Exercise requirements: Look at the entries below and reproduce them exactly.

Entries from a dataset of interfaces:
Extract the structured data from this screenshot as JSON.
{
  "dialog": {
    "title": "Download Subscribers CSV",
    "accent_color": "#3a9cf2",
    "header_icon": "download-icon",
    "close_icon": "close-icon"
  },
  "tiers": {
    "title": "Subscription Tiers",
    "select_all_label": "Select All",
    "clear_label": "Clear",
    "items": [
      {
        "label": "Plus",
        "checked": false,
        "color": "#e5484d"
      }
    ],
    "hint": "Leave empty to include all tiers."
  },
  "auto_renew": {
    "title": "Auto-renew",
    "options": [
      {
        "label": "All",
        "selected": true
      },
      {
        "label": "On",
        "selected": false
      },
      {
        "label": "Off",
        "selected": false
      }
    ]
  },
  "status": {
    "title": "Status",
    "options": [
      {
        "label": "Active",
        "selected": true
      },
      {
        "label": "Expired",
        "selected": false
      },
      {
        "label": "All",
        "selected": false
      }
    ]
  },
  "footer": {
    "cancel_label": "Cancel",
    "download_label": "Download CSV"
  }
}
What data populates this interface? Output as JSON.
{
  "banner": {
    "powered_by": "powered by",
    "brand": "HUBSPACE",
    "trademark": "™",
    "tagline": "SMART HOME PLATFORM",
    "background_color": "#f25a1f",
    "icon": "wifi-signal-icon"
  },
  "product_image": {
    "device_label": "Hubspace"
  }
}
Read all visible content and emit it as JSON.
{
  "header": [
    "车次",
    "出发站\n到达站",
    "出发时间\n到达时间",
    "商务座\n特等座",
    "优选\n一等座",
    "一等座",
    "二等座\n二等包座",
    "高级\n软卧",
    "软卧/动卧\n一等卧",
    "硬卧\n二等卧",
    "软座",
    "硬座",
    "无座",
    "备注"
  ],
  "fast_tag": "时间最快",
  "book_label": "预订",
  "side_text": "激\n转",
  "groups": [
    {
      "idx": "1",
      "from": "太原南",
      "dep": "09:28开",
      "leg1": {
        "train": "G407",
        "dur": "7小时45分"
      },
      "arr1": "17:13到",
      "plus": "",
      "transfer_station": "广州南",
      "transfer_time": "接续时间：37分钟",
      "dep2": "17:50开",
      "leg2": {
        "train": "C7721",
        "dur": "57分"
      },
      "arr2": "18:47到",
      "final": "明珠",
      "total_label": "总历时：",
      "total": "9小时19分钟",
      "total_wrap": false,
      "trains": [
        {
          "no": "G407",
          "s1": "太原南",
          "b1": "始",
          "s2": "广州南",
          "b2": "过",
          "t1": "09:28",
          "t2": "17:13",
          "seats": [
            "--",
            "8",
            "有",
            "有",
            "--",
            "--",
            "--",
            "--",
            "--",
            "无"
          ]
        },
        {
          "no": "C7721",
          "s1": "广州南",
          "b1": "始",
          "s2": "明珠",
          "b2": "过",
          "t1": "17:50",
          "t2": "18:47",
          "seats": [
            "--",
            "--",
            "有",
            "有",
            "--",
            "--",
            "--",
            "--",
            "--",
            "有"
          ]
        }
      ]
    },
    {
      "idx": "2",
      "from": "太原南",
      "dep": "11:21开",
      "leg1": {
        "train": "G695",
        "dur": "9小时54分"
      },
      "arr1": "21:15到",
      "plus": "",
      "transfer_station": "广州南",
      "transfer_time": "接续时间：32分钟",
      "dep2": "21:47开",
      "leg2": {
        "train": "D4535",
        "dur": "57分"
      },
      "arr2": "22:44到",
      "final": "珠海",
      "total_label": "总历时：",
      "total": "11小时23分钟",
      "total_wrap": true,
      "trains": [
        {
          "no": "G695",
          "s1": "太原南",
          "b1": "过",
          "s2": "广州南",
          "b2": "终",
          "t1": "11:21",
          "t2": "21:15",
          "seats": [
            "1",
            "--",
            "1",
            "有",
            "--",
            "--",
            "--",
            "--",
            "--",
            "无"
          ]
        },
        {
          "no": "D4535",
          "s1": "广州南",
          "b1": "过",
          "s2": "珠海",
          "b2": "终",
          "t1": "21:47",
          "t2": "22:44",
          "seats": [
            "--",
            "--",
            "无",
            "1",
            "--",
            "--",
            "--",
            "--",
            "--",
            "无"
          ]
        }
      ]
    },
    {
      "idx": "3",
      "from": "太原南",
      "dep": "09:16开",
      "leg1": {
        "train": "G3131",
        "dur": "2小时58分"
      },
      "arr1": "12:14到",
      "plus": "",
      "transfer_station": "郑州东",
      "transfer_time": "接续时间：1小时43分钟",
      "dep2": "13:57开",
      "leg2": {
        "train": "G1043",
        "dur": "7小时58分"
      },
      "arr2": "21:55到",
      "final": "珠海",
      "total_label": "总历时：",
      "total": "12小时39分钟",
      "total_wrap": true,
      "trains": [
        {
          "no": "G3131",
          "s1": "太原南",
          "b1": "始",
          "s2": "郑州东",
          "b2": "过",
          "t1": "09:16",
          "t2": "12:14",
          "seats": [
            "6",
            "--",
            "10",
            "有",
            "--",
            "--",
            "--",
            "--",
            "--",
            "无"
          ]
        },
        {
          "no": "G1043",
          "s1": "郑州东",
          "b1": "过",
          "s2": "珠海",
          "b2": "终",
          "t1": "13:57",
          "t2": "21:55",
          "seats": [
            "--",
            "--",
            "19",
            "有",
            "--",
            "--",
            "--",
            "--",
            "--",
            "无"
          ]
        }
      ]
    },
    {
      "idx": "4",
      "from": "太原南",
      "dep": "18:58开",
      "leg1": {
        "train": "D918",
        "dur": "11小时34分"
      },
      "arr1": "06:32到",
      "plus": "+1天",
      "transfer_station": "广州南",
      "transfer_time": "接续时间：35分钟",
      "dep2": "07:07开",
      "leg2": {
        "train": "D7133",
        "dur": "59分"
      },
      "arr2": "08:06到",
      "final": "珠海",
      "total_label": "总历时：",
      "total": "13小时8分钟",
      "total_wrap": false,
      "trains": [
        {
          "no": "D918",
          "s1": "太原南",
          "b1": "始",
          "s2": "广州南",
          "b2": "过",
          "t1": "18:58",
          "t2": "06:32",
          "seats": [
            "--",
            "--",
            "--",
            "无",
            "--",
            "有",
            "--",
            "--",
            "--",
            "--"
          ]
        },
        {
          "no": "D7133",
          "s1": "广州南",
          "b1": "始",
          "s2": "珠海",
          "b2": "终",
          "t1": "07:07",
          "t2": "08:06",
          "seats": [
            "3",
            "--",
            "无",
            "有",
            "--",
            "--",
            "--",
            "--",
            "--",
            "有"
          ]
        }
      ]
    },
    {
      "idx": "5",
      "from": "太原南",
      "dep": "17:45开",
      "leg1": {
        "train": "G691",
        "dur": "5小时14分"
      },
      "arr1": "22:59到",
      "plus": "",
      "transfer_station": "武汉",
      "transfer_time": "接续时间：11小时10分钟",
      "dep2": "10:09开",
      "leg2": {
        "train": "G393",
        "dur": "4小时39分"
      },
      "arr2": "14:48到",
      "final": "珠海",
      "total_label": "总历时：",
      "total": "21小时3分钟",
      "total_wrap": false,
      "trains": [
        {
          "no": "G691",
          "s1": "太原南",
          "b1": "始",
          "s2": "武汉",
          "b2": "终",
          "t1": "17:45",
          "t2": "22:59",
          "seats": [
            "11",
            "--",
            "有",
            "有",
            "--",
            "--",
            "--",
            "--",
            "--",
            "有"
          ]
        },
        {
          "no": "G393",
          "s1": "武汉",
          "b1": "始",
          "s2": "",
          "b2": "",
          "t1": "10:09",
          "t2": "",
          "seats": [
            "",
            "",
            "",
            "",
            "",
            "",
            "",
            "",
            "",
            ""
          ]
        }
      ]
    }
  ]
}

Answer space:
Extract the structured data from this screenshot as JSON.
{
  "dialog": {
    "title": "Download Subscribers CSV",
    "accent_color": "#3a9cf2",
    "header_icon": "download-icon",
    "close_icon": "close-icon"
  },
  "tiers": {
    "title": "Subscription Tiers",
    "select_all_label": "Select All",
    "clear_label": "Clear",
    "items": [
      {
        "label": "Plus",
        "checked": false,
        "color": "#e5484d"
      }
    ],
    "hint": "Leave empty to include all tiers."
  },
  "auto_renew": {
    "title": "Auto-renew",
    "options": [
      {
        "label": "All",
        "selected": true
      },
      {
        "label": "On",
        "selected": false
      },
      {
        "label": "Off",
        "selected": false
      }
    ]
  },
  "status": {
    "title": "Status",
    "options": [
      {
        "label": "Active",
        "selected": true
      },
      {
        "label": "Expired",
        "selected": false
      },
      {
        "label": "All",
        "selected": false
      }
    ]
  },
  "footer": {
    "cancel_label": "Cancel",
    "download_label": "Download CSV"
  }
}
What data populates this interface? Output as JSON.
{
  "banner": {
    "powered_by": "powered by",
    "brand": "HUBSPACE",
    "trademark": "™",
    "tagline": "SMART HOME PLATFORM",
    "background_color": "#f25a1f",
    "icon": "wifi-signal-icon"
  },
  "product_image": {
    "device_label": "Hubspace"
  }
}
Read all visible content and emit it as JSON.
{
  "header": [
    "车次",
    "出发站\n到达站",
    "出发时间\n到达时间",
    "商务座\n特等座",
    "优选\n一等座",
    "一等座",
    "二等座\n二等包座",
    "高级\n软卧",
    "软卧/动卧\n一等卧",
    "硬卧\n二等卧",
    "软座",
    "硬座",
    "无座",
    "备注"
  ],
  "fast_tag": "时间最快",
  "book_label": "预订",
  "side_text": "激\n转",
  "groups": [
    {
      "idx": "1",
      "from": "太原南",
      "dep": "09:28开",
      "leg1": {
        "train": "G407",
        "dur": "7小时45分"
      },
      "arr1": "17:13到",
      "plus": "",
      "transfer_station": "广州南",
      "transfer_time": "接续时间：37分钟",
      "dep2": "17:50开",
      "leg2": {
        "train": "C7721",
        "dur": "57分"
      },
      "arr2": "18:47到",
      "final": "明珠",
      "total_label": "总历时：",
      "total": "9小时19分钟",
      "total_wrap": false,
      "trains": [
        {
          "no": "G407",
          "s1": "太原南",
          "b1": "始",
          "s2": "广州南",
          "b2": "过",
          "t1": "09:28",
          "t2": "17:13",
          "seats": [
            "--",
            "8",
            "有",
            "有",
            "--",
            "--",
            "--",
            "--",
            "--",
            "无"
          ]
        },
        {
          "no": "C7721",
          "s1": "广州南",
          "b1": "始",
          "s2": "明珠",
          "b2": "过",
          "t1": "17:50",
          "t2": "18:47",
          "seats": [
            "--",
            "--",
            "有",
            "有",
            "--",
            "--",
            "--",
            "--",
            "--",
            "有"
          ]
        }
      ]
    },
    {
      "idx": "2",
      "from": "太原南",
      "dep": "11:21开",
      "leg1": {
        "train": "G695",
        "dur": "9小时54分"
      },
      "arr1": "21:15到",
      "plus": "",
      "transfer_station": "广州南",
      "transfer_time": "接续时间：32分钟",
      "dep2": "21:47开",
      "leg2": {
        "train": "D4535",
        "dur": "57分"
      },
      "arr2": "22:44到",
      "final": "珠海",
      "total_label": "总历时：",
      "total": "11小时23分钟",
      "total_wrap": true,
      "trains": [
        {
          "no": "G695",
          "s1": "太原南",
          "b1": "过",
          "s2": "广州南",
          "b2": "终",
          "t1": "11:21",
          "t2": "21:15",
          "seats": [
            "1",
            "--",
            "1",
            "有",
            "--",
            "--",
            "--",
            "--",
            "--",
            "无"
          ]
        },
        {
          "no": "D4535",
          "s1": "广州南",
          "b1": "过",
          "s2": "珠海",
          "b2": "终",
          "t1": "21:47",
          "t2": "22:44",
          "seats": [
            "--",
            "--",
            "无",
            "1",
            "--",
            "--",
            "--",
            "--",
            "--",
            "无"
          ]
        }
      ]
    },
    {
      "idx": "3",
      "from": "太原南",
      "dep": "09:16开",
      "leg1": {
        "train": "G3131",
        "dur": "2小时58分"
      },
      "arr1": "12:14到",
      "plus": "",
      "transfer_station": "郑州东",
      "transfer_time": "接续时间：1小时43分钟",
      "dep2": "13:57开",
      "leg2": {
        "train": "G1043",
        "dur": "7小时58分"
      },
      "arr2": "21:55到",
      "final": "珠海",
      "total_label": "总历时：",
      "total": "12小时39分钟",
      "total_wrap": true,
      "trains": [
        {
          "no": "G3131",
          "s1": "太原南",
          "b1": "始",
          "s2": "郑州东",
          "b2": "过",
          "t1": "09:16",
          "t2": "12:14",
          "seats": [
            "6",
            "--",
            "10",
            "有",
            "--",
            "--",
            "--",
            "--",
            "--",
            "无"
          ]
        },
        {
          "no": "G1043",
          "s1": "郑州东",
          "b1": "过",
          "s2": "珠海",
          "b2": "终",
          "t1": "13:57",
          "t2": "21:55",
          "seats": [
            "--",
            "--",
            "19",
            "有",
            "--",
            "--",
            "--",
            "--",
            "--",
            "无"
          ]
        }
      ]
    },
    {
      "idx": "4",
      "from": "太原南",
      "dep": "18:58开",
      "leg1": {
        "train": "D918",
        "dur": "11小时34分"
      },
      "arr1": "06:32到",
      "plus": "+1天",
      "transfer_station": "广州南",
      "transfer_time": "接续时间：35分钟",
      "dep2": "07:07开",
      "leg2": {
        "train": "D7133",
        "dur": "59分"
      },
      "arr2": "08:06到",
      "final": "珠海",
      "total_label": "总历时：",
      "total": "13小时8分钟",
      "total_wrap": false,
      "trains": [
        {
          "no": "D918",
          "s1": "太原南",
          "b1": "始",
          "s2": "广州南",
          "b2": "过",
          "t1": "18:58",
          "t2": "06:32",
          "seats": [
            "--",
            "--",
            "--",
            "无",
            "--",
            "有",
            "--",
            "--",
            "--",
            "--"
          ]
        },
        {
          "no": "D7133",
          "s1": "广州南",
          "b1": "始",
          "s2": "珠海",
          "b2": "终",
          "t1": "07:07",
          "t2": "08:06",
          "seats": [
            "3",
            "--",
            "无",
            "有",
            "--",
            "--",
            "--",
            "--",
            "--",
            "有"
          ]
        }
      ]
    },
    {
      "idx": "5",
      "from": "太原南",
      "dep": "17:45开",
      "leg1": {
        "train": "G691",
        "dur": "5小时14分"
      },
      "arr1": "22:59到",
      "plus": "",
      "transfer_station": "武汉",
      "transfer_time": "接续时间：11小时10分钟",
      "dep2": "10:09开",
      "leg2": {
        "train": "G393",
        "dur": "4小时39分"
      },
      "arr2": "14:48到",
      "final": "珠海",
      "total_label": "总历时：",
      "total": "21小时3分钟",
      "total_wrap": false,
      "trains": [
        {
          "no": "G691",
          "s1": "太原南",
          "b1": "始",
          "s2": "武汉",
          "b2": "终",
          "t1": "17:45",
          "t2": "22:59",
          "seats": [
            "11",
            "--",
            "有",
            "有",
            "--",
            "--",
            "--",
            "--",
            "--",
            "有"
          ]
        },
        {
          "no": "G393",
          "s1": "武汉",
          "b1": "始",
          "s2": "",
          "b2": "",
          "t1": "10:09",
          "t2": "",
          "seats": [
            "",
            "",
            "",
            "",
            "",
            "",
            "",
            "",
            "",
            ""
          ]
        }
      ]
    }
  ]
}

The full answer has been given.